Before arriving in the British Virgin Islands, we had read up on fees and procedures on Noonsite.com, in The Cruising Guide to the Virgin Islands, and elsewhere. Everything mentions an additional BVI National Parks Trust Marine Parks Mooring Permit that you need in order to use the moorings in the BVI marine parks. These moorings are day-use only, but put you right on some of the best dive and snorkeling spots in the BVI. The annual fee for foreign vessels is $150. According to various sources, you can purchase the pass when you check into the country. This is all only partially true, as we found out.

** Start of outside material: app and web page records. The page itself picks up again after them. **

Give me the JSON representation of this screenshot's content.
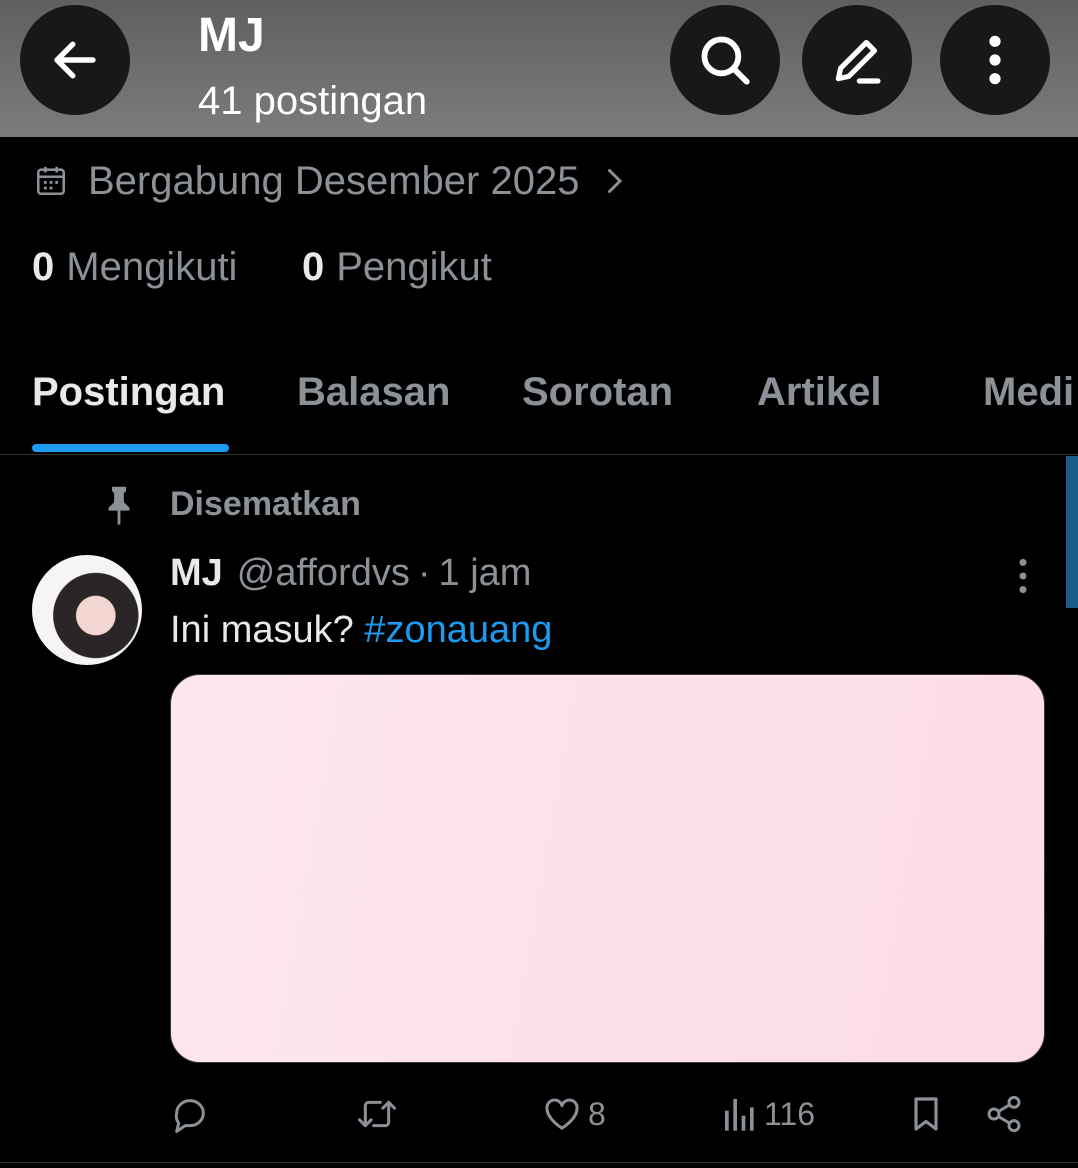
{
  "header": {
    "title": "MJ",
    "post_count": "41 postingan"
  },
  "profile": {
    "joined": "Bergabung Desember 2025",
    "following_count": "0",
    "following_label": "Mengikuti",
    "followers_count": "0",
    "followers_label": "Pengikut"
  },
  "tabs": [
    {
      "label": "Postingan",
      "active": true
    },
    {
      "label": "Balasan",
      "active": false
    },
    {
      "label": "Sorotan",
      "active": false
    },
    {
      "label": "Artikel",
      "active": false
    },
    {
      "label": "Medi",
      "active": false
    }
  ],
  "pinned": {
    "label": "Disematkan"
  },
  "post": {
    "name": "MJ",
    "handle": "@affordvs",
    "separator": "·",
    "time": "1 jam",
    "text": "Ini masuk?",
    "hashtag": "#zonauang",
    "likes": "8",
    "views": "116"
  },
  "colors": {
    "accent": "#1d9bf0",
    "secondary_text": "#8b9197",
    "background": "#000000"
  }
}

When we checked in at Jost Van Dyke, I asked about the BVI National Parks Trust Marine Parks Mooring Permit. The customs officer told me that she could issue one-week passes, but we would need to go to Road Town to get the annual permit. The one-week pass is fifty dollars, so an annual permit seemed like a no-brainer; knowing we were not going to be using the NPT moorings immediately, I figured we would wait until we were in Road Town to get the permit.
Yesterday, I finally made it over to Road Town, in part to get the BVI National Parks Trust Marine Parks Mooring Permit. The first thing I learned was that it is not Customs in Road Town that issues the permit, but, instead, the BVI National Parks Trust office. The only problem was that nobody knew where the office was. I traipsed back and forth across Road Town for a couple hours, asking people – both officials and, literally, the average man on the street – where the National Parks Trust office was and kept getting wildly different, always sketchy directions from folks who wanted to be helpful. Finally, a woman who was coming off work with the Department of Youth Affairs and Sport called a colleague of hers who gave my first clear location of the day: the NPT office is on the second floor of a building across the street from the Scotia Bank. And, sure enough, that is exactly where it is in temporary digs since Hurricane Irma.
At the office, a woman at the front counter quickly took care of me once I turned over Bear’s USCG documentation (only official documentation or registration will do). I was even able to pay the annual fee with credit card. With a big, official-looking NPT mooring permit sticker and the actual BVI National Parks Trust Marine Parks Mooring Permit, which is the document that you need to be able to show to marine wardens should you be asked, we are now set to legally use the NPT moorings.